DEER IN THE HEADLIGHTS — Federal authorities last week arrested a Russian man they said is a hacker who runs DEER.IO, a site that offers cybercriminals a forum to sell products and services. “DEER.IO virtual stores offer for sale a variety of hacked and/or compromised U.S. and international financial and corporate data, Personally Identifiable Information (PII), and compromised user accounts from many U.S. companies,” according to charges unsealed against Kirill Victorovich Firsov on Monday evening.
EARN IT ACT GETS REAL — This week’s Senate Judiciary hearing on the fiercely contested EARN IT Act (S. 3398) will start off on a poignant note, with lawmakers set to hear testimony from a member of the National Center for Missing & Exploited Children’s Team HOPE, our friends at Morning Tech report. The group is made up of individuals who have “experienced the trauma of having a missing or exploited child.”
The committee, which announced its lineup Monday, will then hear from a second panel that includes a top tech industry trade group official — the Internet Association’s Elizabeth Banker — and the chief legal officer at Match, which is facing a congressional investigation into whether it has failed to screen out underage users, leaving them at potential risk to predators.
U.K. TORY MPS TARGET TOUGHER HUAWEI LINE — From our friends at POLITICO Europe’s Cyber Insights: Conservative members of the U.K. House of Commons today will try to pressure Prime Minister Boris Johnson into taking a tougher approach to Chinese telecom giant Huawei. A group of senior Tory MPs including Owen Paterson, Iain Duncan Smith, David Davis and Damian Green tabled an amendment to the telecom infrastructure bill that would call on the government to phase out Huawei gear in telecom networks by 2022.
According to The Guardian, the amendment “is unlikely to be effective if passed because the proposed legislation only applies where leasehold property owners are unresponsive to phone companies” — but the move is a political signal, above all, to Johnson as he drafts the legislation needed to implement his Huawei decision from January.

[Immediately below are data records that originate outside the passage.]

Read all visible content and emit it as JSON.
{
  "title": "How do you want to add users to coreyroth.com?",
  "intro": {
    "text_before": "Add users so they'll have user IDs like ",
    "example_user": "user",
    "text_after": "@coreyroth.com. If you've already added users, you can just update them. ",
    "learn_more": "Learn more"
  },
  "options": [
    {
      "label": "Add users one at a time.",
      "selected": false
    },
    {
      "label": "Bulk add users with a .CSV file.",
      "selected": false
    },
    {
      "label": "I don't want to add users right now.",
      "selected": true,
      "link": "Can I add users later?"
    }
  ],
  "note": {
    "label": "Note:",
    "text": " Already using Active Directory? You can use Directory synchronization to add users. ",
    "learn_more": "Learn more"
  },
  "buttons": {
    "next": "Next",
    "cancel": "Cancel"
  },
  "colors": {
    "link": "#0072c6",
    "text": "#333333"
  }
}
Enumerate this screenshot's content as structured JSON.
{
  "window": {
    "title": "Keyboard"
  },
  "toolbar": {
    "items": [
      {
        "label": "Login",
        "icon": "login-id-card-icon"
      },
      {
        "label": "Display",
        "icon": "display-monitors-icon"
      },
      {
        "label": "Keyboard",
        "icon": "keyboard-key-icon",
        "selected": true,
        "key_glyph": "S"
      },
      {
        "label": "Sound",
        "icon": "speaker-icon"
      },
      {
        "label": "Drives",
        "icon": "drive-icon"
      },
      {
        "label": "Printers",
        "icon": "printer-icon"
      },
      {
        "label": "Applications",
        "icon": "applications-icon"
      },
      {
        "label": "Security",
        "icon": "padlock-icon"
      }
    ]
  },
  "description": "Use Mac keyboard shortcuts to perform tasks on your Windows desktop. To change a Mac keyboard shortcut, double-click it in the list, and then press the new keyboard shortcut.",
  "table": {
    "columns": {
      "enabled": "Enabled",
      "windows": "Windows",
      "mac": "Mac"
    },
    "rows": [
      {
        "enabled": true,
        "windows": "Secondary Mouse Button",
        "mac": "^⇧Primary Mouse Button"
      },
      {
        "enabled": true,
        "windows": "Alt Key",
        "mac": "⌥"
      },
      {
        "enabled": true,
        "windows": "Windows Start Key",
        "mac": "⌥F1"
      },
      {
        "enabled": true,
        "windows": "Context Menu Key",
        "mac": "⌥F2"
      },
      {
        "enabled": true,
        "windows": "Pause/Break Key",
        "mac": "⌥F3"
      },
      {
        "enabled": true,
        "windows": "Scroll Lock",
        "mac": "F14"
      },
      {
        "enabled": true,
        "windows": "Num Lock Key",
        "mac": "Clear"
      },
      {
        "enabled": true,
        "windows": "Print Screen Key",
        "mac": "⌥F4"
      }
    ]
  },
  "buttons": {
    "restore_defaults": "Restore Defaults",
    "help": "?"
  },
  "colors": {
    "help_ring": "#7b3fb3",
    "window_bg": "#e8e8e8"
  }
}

‘TERSE’ IS RIGHT — An organization representing electricity transmission system operators across dozens of European nations said Monday that it was breached. “ENTSO-E has recently found evidence of a successful cyber intrusion into its office network,” the European Network of Transmission System Operators for Electricity said in a statement, reported by CyberScoop. “It is important to note that the ENTSO-E office network is not connected to any operational TSO system.”
TWEET OF THE DAY — Who sanitizes the SCIF?
RECENTLY ON PRO CYBERSECURITY — House members will get an election security briefing today from top Trump administration national security officials. … “The Trump administration on Monday unveiled its plan to make it easier for patients to download their own health and insurance records to their smartphones — an effort that’s triggered privacy concerns from some of the biggest health care trade groups and intense lobbying from the tech industry.”
— StateScoop: Washington, D.C., is revising its data breach law.
— Infosecurity Magazine: Former DHS inspector general personnel have “been indicted on charges of software and data theft and an alleged scheme to defraud the government.”
That’s all for today.
Stay in touch with the whole team: Mike Farrell ([email protected], @mikebfarrell); Eric Geller ([email protected], @ericgeller); Martin Matishak ([email protected], @martinmatishak); and Tim Starks ([email protected], @timstarks).
Website of source